Let’s talk New Year Resolutions.
For many, the start of a New Year brings an almost overwhelming desire to be better, do more, and focus on what matters most in our lives. After all, the new year acts as a kind of psychological signal for a fresh start; a time for renewed optimism and changing those things that stand in our way of personal progress.
The Value of Resolutions
As a result, we make resolutions, creating a roadmap for making important changes in our personal and professional lives.
The New Year is an opportunity to wipe the slate clean, forgive yourself for past decisions, and tackle what needs to change. Many mental health experts feel that resolutions provide:
- A feeling of renewal and hope
- A sense of purpose and direction
- An opportunity to regain control of our lives
In a nutshell, it is a chance to take action. To be proactive.
The Risk in Resolutions
The flip side of the coin is that we are human, and despite our best intentions, resolutions frequently go unmet. Too often, we unintentionally set ourselves up for failure with unrealistic goals and impossible expectations.
Our own optimism and enthusiasm can actually be counterproductive, resulting in a sense of failure and additional frustration. Our January excitement can too easily become our February despair.
Be Kind to Yourself
So, what to do in 2021? The best advice seems to be to pretty simple: don’t shy away from resolutions, just consider being a little easier on yourself and keep them reasonable.
Dr. Gail Saltz, associate professor of psychiatry at the New York Presbyterian Hospital Weill-Cornell School of Medicine and host of the “Personology” podcast from iHeartRadio, recently shared her advice in a Chicago Tribune article.
“Drastic behavioral change takes a lot of effort and setting yourself up to feel failed is not a good solution in this year,” says Saltz. “Pick something bite-sized. If you accomplish it, you’ll feel good, and if you want to do more after that, no one’s stopping you.”
The Bottom Line
Making New Year Resolutions can be an uplifting, restorative exercise.
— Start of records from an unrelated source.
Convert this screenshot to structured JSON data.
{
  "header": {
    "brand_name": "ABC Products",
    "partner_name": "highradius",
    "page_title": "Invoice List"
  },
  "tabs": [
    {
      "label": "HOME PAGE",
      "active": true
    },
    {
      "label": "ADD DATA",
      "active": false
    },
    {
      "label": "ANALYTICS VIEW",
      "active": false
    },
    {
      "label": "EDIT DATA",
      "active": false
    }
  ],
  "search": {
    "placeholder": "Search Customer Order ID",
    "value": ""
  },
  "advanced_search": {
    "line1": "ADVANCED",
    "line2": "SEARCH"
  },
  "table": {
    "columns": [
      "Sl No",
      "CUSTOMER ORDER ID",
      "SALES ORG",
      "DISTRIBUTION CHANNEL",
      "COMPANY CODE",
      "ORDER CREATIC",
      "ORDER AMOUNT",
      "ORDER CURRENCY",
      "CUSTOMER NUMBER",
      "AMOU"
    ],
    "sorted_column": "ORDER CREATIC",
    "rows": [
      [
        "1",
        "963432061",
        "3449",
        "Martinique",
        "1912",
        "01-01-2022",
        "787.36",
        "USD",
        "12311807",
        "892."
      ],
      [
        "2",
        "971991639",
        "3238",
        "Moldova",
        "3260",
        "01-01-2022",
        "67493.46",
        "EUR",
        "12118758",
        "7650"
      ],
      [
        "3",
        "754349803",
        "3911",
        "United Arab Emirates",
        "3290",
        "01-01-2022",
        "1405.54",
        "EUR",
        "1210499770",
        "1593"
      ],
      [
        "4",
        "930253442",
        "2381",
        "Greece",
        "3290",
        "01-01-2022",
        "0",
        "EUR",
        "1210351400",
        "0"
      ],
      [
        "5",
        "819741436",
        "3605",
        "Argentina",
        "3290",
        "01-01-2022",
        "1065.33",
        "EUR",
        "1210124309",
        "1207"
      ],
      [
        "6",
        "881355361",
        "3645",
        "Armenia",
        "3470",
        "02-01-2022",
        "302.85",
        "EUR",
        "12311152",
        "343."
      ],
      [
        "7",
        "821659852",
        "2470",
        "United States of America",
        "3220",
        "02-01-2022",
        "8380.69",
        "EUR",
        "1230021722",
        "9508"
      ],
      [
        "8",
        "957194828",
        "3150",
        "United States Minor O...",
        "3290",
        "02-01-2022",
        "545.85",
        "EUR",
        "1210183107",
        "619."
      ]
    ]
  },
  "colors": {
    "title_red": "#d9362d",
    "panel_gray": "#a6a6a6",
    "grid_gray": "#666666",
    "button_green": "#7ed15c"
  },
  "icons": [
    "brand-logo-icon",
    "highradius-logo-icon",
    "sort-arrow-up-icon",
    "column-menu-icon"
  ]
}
By being realistic and reasonable in your goals, they can continue to be a positive motivator throughout the year ahead.